On 12 December 1989, the five Central American Presidents issued the Declaration of San Isidro de Coronado in which they requested ONUCA’s mandate be expanded to include verification of the cessation of hostilities and voluntary demobilization of the Nicaraguan Resistance. Following the elections in Nicaragua, an agreement was reached on 15 March 1990 between the Nicaraguan Government, the Government-elect, and the United Nations, and ONUCA’s mandate was formally expanded through Security Council Resolution 650 adopted on 27 March 1990. This expanded mandate increased ONUCA’s size and added an armed battalion from Venezuela (VENBATT) to the mission. 

After intensive negotiations, the Nicaraguan Government and representatives from the Nicaraguan Resistance signed a series of agreements, including a ceasefire beginning on 19 April 1990 and established eight security zones, in which members of the Nicaraguan Resistance were demobilized by unarmed UNMOs and armed VENBATT troops. The Nicaraguan Government forces withdrew from the security zones allowing members of the Nicaraguan Resistance to assemble there. The parties requested ONUCA’s support in monitoring the ceasefire and separation of forces, and the mission’s mandate was expanded three times over the course of the demobilization through Security Council Resolutions 653 (1990), 654 (1990) and 656 (1990).  

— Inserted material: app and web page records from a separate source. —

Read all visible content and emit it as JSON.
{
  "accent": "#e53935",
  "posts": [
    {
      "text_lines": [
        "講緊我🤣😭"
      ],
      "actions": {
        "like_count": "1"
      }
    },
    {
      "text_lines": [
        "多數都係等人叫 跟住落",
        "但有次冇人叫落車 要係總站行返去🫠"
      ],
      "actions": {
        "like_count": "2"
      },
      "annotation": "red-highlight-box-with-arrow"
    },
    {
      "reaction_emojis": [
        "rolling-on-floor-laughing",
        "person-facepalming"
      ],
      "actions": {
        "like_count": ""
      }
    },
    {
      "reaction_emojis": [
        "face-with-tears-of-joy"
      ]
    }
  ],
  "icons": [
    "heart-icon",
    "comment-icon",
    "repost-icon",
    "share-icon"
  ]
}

ONUCA’s participation in the demobilization of the Nicaraguan Resistance within Nicaragua and Honduras, known as Operation Home Run, included the establishment of temporary assembly points; the handover of weapons, military equipment, and military uniforms; and collaboration with the International Support and Verification Commission (CIAV) in repatriating and resettling the demobilized forces. Although logistical difficulties and distrust between the Nicaraguan Government and the Nicaraguan Resistance slowed the process down, the demobilization process was successfully completed on 5 July 1990 with the demobilization of 22,773 armed and unarmed members of the Nicaraguan Resistance and a total of 17,883 weapons handed over to ONUCA. 

Upon the completion of the demobilization of the Nicaraguan Resistance, ONUCA reverted to fulfilling its original mandate to verify compliance with the Esquipulas II agreements and to patrol areas where violations were most likely to occur in the five countries. The mandate was extended three more times through Security Council Resolutions 675, 691, and 719, with corresponding reductions in the mission’s size. Over the course of the mission, ONUCA was led by three Chiefs of Mission (CMO): Agustín Quesada Gómez (November 1989 – December 1990); Lewis MacKenzie (December 1990 – May 1991); and Víctor Suanzes Pardo (May 1991 – January 1992). 

On 28 October 1991, the Secretary-General reported to the Security Council that the situation in the area had greatly improved, and the five countries were making efforts to adhere to the commitments agreed to in the Esquipulas II agreements. ONUCA’s mandate was terminated by Security Council Resolution 730, dated 17 January 1992. As part of Operation Paloma Blanca, 131 ONUCA military observers were transferred to the United Nations Observer Mission in El Salvador (ONUSAL) on 24 January 1992, while other ONUCA staff members supervised the closing of the mission and were retained and phased out over a period of three and a half months. 

English